US6070125A (en)  Apparatus for creating, testing, and modifying geological subsurface models  
US7184991B1 (en)  Pattern recognition applied to oil exploration and production  
Thore et al.  Structural uncertainties: Determination, management, and applications  
US6950786B1 (en)  Method and apparatus for generating a cross plot in attribute space from a plurality of attribute data sets and generating a class data set from the cross plot  
US5539704A (en)  Bayesian sequential Gaussian simulation of lithology with nonlinear data  
US7162463B1 (en)  Pattern recognition template construction applied to oil exploration and production  
US20060041409A1 (en)  Method for making a reservoir facies model utilizing a training image and a geologically interpreted facies probability cube  
Caers et al.  The probability perturbation method: a new look at Bayesian inverse modeling  
US6035255A (en)  Article of manufacturing for creating, testing, and modifying geological subsurface models  
US7523024B2 (en)  Modeling geologic objects in faulted formations  
US6654692B1 (en)  Method of predicting rock properties from seismic data  
US7079953B2 (en)  Method for creating facies probability cubes based upon geologic interpretation  
US6044328A (en)  Method for creating, testing, and modifying geological subsurface models  
Tahmasebi et al.  Multiplepoint geostatistical modeling based on the crosscorrelation functions  
US20070014435A1 (en)  Computerbased generation and validation of training images for multipoint geostatistical analysis  
Deutsch  Annealing techniques applied to reservoir modeling and the integration of geological and engineering (well test) data  
US6912467B2 (en)  Method for estimation of size and analysis of connectivity of bodies in 2 and 3dimensional data  
US20100149917A1 (en)  Method For Geophysical and Geological Interpretation of Seismic Volumes In The Domains of Depth, Time, and Age  
US20110002194A1 (en)  Method For Geophysical and Geological Interpretation of Seismic Volumes In The Domains of Depth, Time, and Age  
Srivastava  An overview of stochastic methods for reservoir characterization  
Boucher et al.  Geostatistical solutions for superresolution land cover mapping 
Legal Events
Date  Code  Title  Description 

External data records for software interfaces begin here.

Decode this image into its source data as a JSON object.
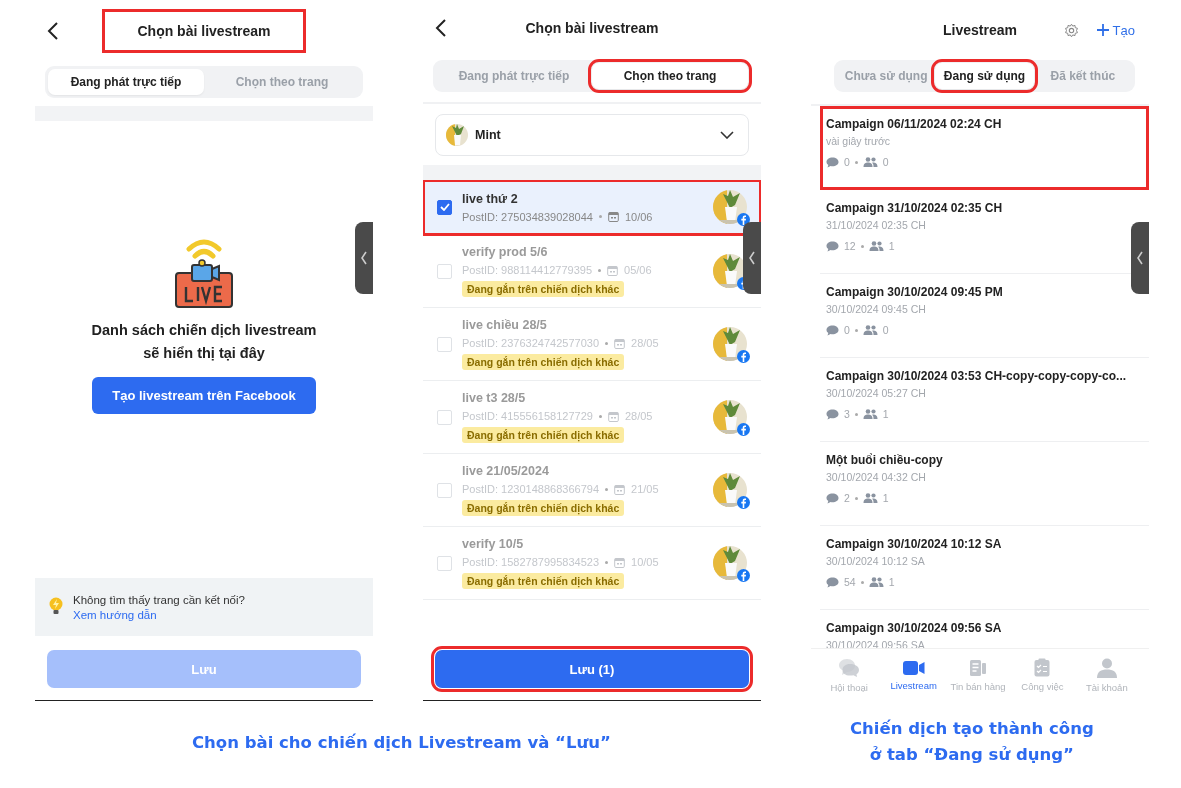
{
  "empty_screen": {
    "title": "Chọn bài livestream",
    "title_highlighted": true,
    "tabs": [
      {
        "label": "Đang phát trực tiếp",
        "selected": true
      },
      {
        "label": "Chọn theo trang",
        "selected": false
      }
    ],
    "empty_message": "Danh sách chiến dịch livestream\nsẽ hiển thị tại đây",
    "create_button": "Tạo livestream trên Facebook",
    "tip": "Không tìm thấy trang cần kết nối?",
    "tip_link": "Xem hướng dẫn",
    "save_button": {
      "label": "Lưu",
      "disabled": true
    }
  },
  "posts_screen": {
    "title": "Chọn bài livestream",
    "tabs": [
      {
        "label": "Đang phát trực tiếp",
        "selected": false,
        "highlighted": false
      },
      {
        "label": "Chọn theo trang",
        "selected": true,
        "highlighted": true
      }
    ],
    "page_picker": {
      "value": "Mint"
    },
    "posts": [
      {
        "title": "live thứ 2",
        "post_id": "PostID: 275034839028044",
        "date": "10/06",
        "checked": true,
        "disabled": false,
        "highlighted": true
      },
      {
        "title": "verify prod 5/6",
        "post_id": "PostID: 988114412779395",
        "date": "05/06",
        "checked": false,
        "disabled": true,
        "highlighted": false,
        "tag": "Đang gắn trên chiến dịch khác"
      },
      {
        "title": "live chiều 28/5",
        "post_id": "PostID: 2376324742577030",
        "date": "28/05",
        "checked": false,
        "disabled": true,
        "highlighted": false,
        "tag": "Đang gắn trên chiến dịch khác"
      },
      {
        "title": "live t3 28/5",
        "post_id": "PostID: 415556158127729",
        "date": "28/05",
        "checked": false,
        "disabled": true,
        "highlighted": false,
        "tag": "Đang gắn trên chiến dịch khác"
      },
      {
        "title": "live 21/05/2024",
        "post_id": "PostID: 1230148868366794",
        "date": "21/05",
        "checked": false,
        "disabled": true,
        "highlighted": false,
        "tag": "Đang gắn trên chiến dịch khác"
      },
      {
        "title": "verify 10/5",
        "post_id": "PostID: 1582787995834523",
        "date": "10/05",
        "checked": false,
        "disabled": true,
        "highlighted": false,
        "tag": "Đang gắn trên chiến dịch khác"
      }
    ],
    "save_button": {
      "label": "Lưu (1)",
      "disabled": false,
      "highlighted": true
    }
  },
  "campaigns_screen": {
    "title": "Livestream",
    "create_button": "Tạo",
    "tabs": [
      {
        "label": "Chưa sử dụng",
        "selected": false,
        "highlighted": false
      },
      {
        "label": "Đang sử dụng",
        "selected": true,
        "highlighted": true
      },
      {
        "label": "Đã kết thúc",
        "selected": false,
        "highlighted": false
      }
    ],
    "campaigns": [
      {
        "title": "Campaign 06/11/2024 02:24 CH",
        "time": "vài giây trước",
        "comments": "0",
        "viewers": "0",
        "highlighted": true
      },
      {
        "title": "Campaign 31/10/2024 02:35 CH",
        "time": "31/10/2024 02:35 CH",
        "comments": "12",
        "viewers": "1",
        "highlighted": false
      },
      {
        "title": "Campaign 30/10/2024 09:45 PM",
        "time": "30/10/2024 09:45 CH",
        "comments": "0",
        "viewers": "0",
        "highlighted": false
      },
      {
        "title": "Campaign 30/10/2024 03:53 CH-copy-copy-copy-co...",
        "time": "30/10/2024 05:27 CH",
        "comments": "3",
        "viewers": "1",
        "highlighted": false
      },
      {
        "title": "Một buổi chiều-copy",
        "time": "30/10/2024 04:32 CH",
        "comments": "2",
        "viewers": "1",
        "highlighted": false
      },
      {
        "title": "Campaign 30/10/2024 10:12 SA",
        "time": "30/10/2024 10:12 SA",
        "comments": "54",
        "viewers": "1",
        "highlighted": false
      },
      {
        "title": "Campaign 30/10/2024 09:56 SA",
        "time": "30/10/2024 09:56 SA",
        "highlighted": false
      }
    ],
    "nav": [
      {
        "label": "Hội thoại",
        "selected": false
      },
      {
        "label": "Livestream",
        "selected": true
      },
      {
        "label": "Tin bán hàng",
        "selected": false
      },
      {
        "label": "Công việc",
        "selected": false
      },
      {
        "label": "Tài khoản",
        "selected": false
      }
    ]
  },
  "captions": {
    "left": "Chọn bài cho chiến dịch Livestream và “Lưu”",
    "right": "Chiến dịch tạo thành công\nở tab “Đang sử dụng”"
  }
}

AS  Assignment 
Owner name: CHEVRON U.S.A. INC., CALIFORNIA Free format text: ASSIGNMENT OF ASSIGNORS INTEREST;ASSIGNOR:STREBELLE, SEBASTIEN B.;REEL/FRAME:016169/0101 Effective date: 20050106 

AS  Assignment 
Owner name: CHEVRON U.S.A. INC., CALIFORNIA Free format text: ASSIGNMENT OF ASSIGNORS INTEREST;ASSIGNOR:STREBELLE, SEBASTIEN B.;REEL/FRAME:016756/0512 Effective date: 20050106 

FPAY  Fee payment 
Year of fee payment: 4 

FPAY  Fee payment 
Year of fee payment: 8